- **PROBLEM TO SOLVE**
Look at each line below and count those with the word "label"; the answer is that number only.

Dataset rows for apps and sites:

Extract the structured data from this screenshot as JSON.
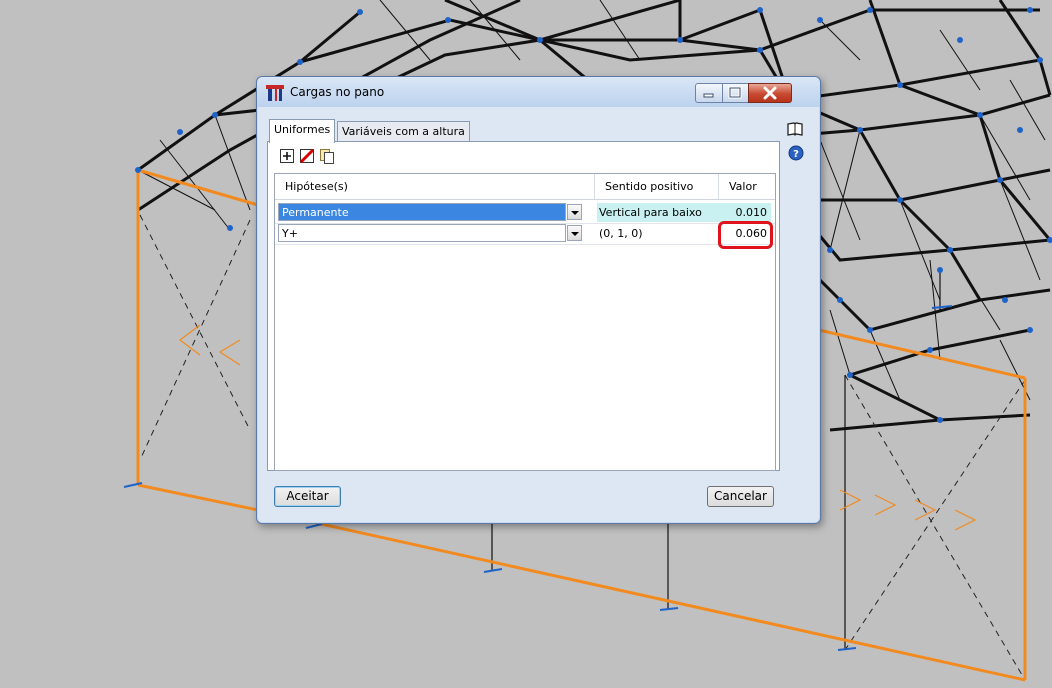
{
  "window": {
    "title": "Cargas no pano",
    "minimize_icon": "minimize-icon",
    "maximize_icon": "maximize-icon",
    "close_icon": "close-icon"
  },
  "tabs": [
    {
      "label": "Uniformes",
      "active": true
    },
    {
      "label": "Variáveis com a altura",
      "active": false
    }
  ],
  "toolbar": {
    "icons": [
      "add-row-icon",
      "delete-row-icon",
      "copy-icon"
    ]
  },
  "side_icons": [
    "book-icon",
    "help-icon"
  ],
  "table": {
    "columns": [
      "Hipótese(s)",
      "Sentido positivo",
      "Valor"
    ],
    "rows": [
      {
        "hipotese": "Permanente",
        "sentido": "Vertical para baixo",
        "valor": "0.010",
        "selected": true
      },
      {
        "hipotese": "Y+",
        "sentido": "(0, 1, 0)",
        "valor": "0.060",
        "selected": false,
        "highlighted": true
      }
    ]
  },
  "buttons": {
    "accept": "Aceitar",
    "cancel": "Cancelar"
  },
  "colors": {
    "structure_orange": "#f28a1f",
    "node_blue": "#1e63c8",
    "highlight_red": "#e0131c",
    "selection_blue": "#3a86e0"
  }
}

- **EXERCISE SOLUTION**
2